> [What you are asked to do] Pull out every line below that holds the word "structured".

> [Extracted entries]
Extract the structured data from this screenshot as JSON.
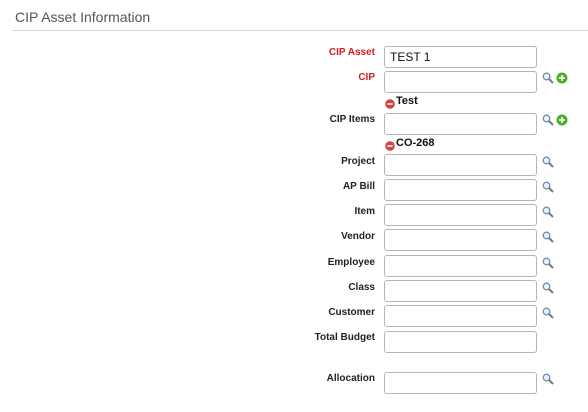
{
  "section": {
    "title": "CIP Asset Information"
  },
  "fields": {
    "cip_asset": {
      "label": "CIP Asset",
      "value": "TEST 1"
    },
    "cip": {
      "label": "CIP",
      "value": "",
      "tag": "Test"
    },
    "cip_items": {
      "label": "CIP Items",
      "value": "",
      "tag": "CO-268"
    },
    "project": {
      "label": "Project",
      "value": ""
    },
    "ap_bill": {
      "label": "AP Bill",
      "value": ""
    },
    "item": {
      "label": "Item",
      "value": ""
    },
    "vendor": {
      "label": "Vendor",
      "value": ""
    },
    "employee": {
      "label": "Employee",
      "value": ""
    },
    "class": {
      "label": "Class",
      "value": ""
    },
    "customer": {
      "label": "Customer",
      "value": ""
    },
    "total_budget": {
      "label": "Total Budget",
      "value": ""
    },
    "allocation": {
      "label": "Allocation",
      "value": ""
    }
  },
  "colors": {
    "required_label": "#d81e1e",
    "add_icon": "#4caf2a",
    "remove_icon": "#d94040"
  },
  "icons": {
    "search": "magnifier-icon",
    "add": "green-plus-icon",
    "remove": "red-minus-icon"
  }
}
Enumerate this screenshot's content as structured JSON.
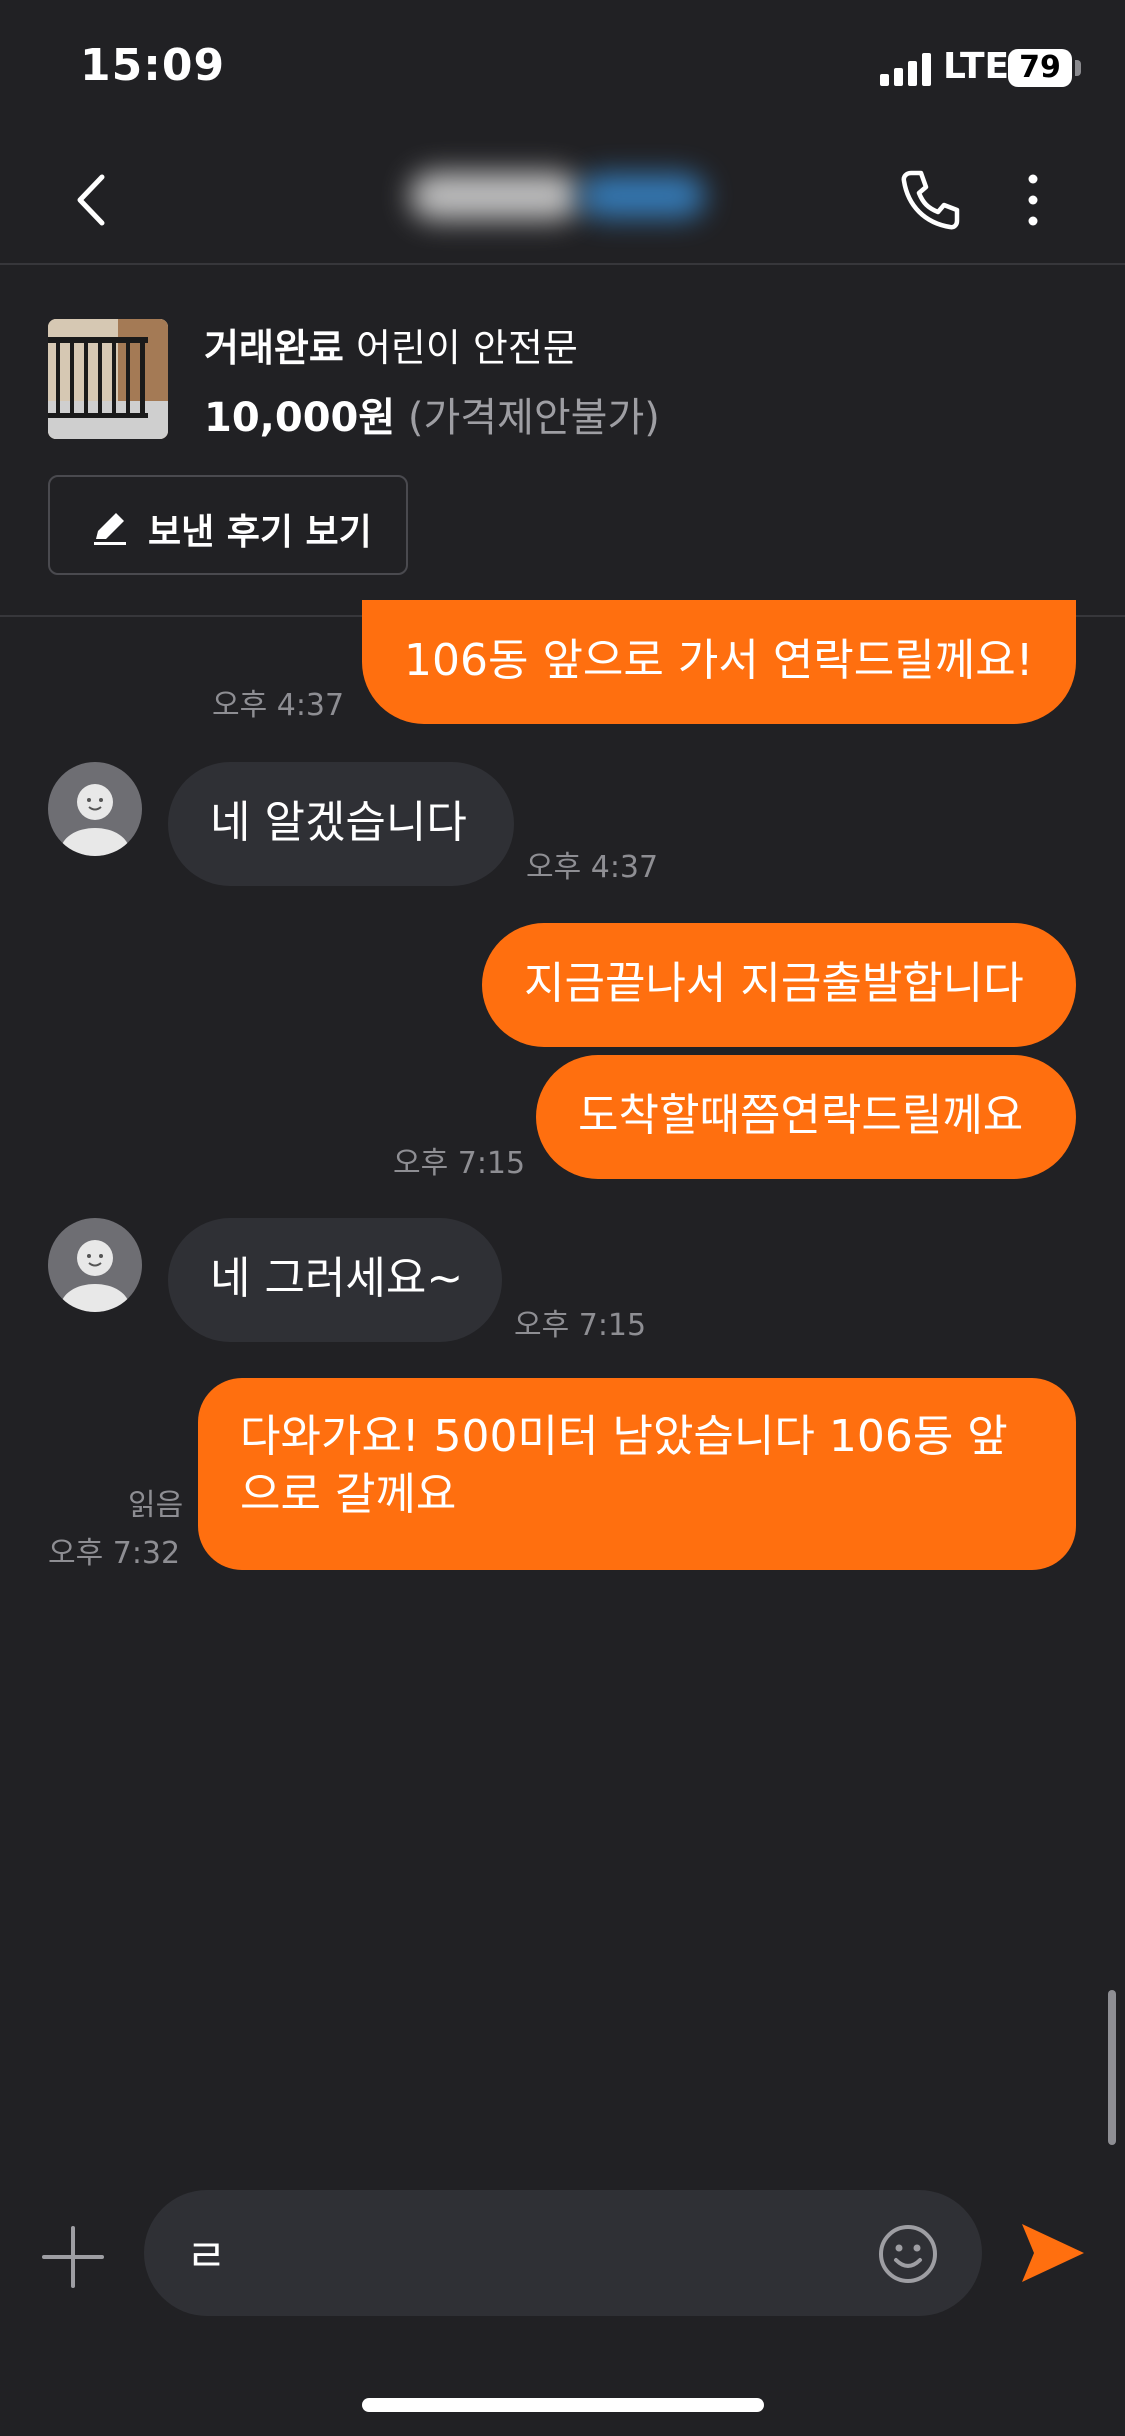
{
  "status_bar": {
    "time": "15:09",
    "network": "LTE",
    "battery": "79"
  },
  "header": {
    "title_blurred": ""
  },
  "product": {
    "status": "거래완료",
    "name": "어린이 안전문",
    "price": "10,000원",
    "price_note": "(가격제안불가)",
    "review_button": "보낸 후기 보기"
  },
  "messages": [
    {
      "sender": "me",
      "text": "106동 앞으로 가서 연락드릴께요!",
      "time": "오후 4:37"
    },
    {
      "sender": "them",
      "text": "네 알겠습니다",
      "time": "오후 4:37"
    },
    {
      "sender": "me",
      "text": "지금끝나서 지금출발합니다",
      "time": ""
    },
    {
      "sender": "me",
      "text": "도착할때쯤연락드릴께요",
      "time": "오후 7:15"
    },
    {
      "sender": "them",
      "text": "네 그러세요~",
      "time": "오후 7:15"
    },
    {
      "sender": "me",
      "text": "다와가요! 500미터 남았습니다 106동 앞으로 갈께요",
      "time": "오후 7:32",
      "read": "읽음"
    }
  ],
  "input": {
    "value": "ㄹ"
  },
  "colors": {
    "accent": "#ff6f0f",
    "background": "#212124",
    "bubble_other": "#2f3035"
  },
  "icons": [
    "back-icon",
    "phone-icon",
    "more-vertical-icon",
    "pencil-icon",
    "plus-icon",
    "emoji-icon",
    "send-icon"
  ]
}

> [Output for this task]
Extract the structured data from this screenshot as JSON.
Enumerate this screenshot's content as structured JSON.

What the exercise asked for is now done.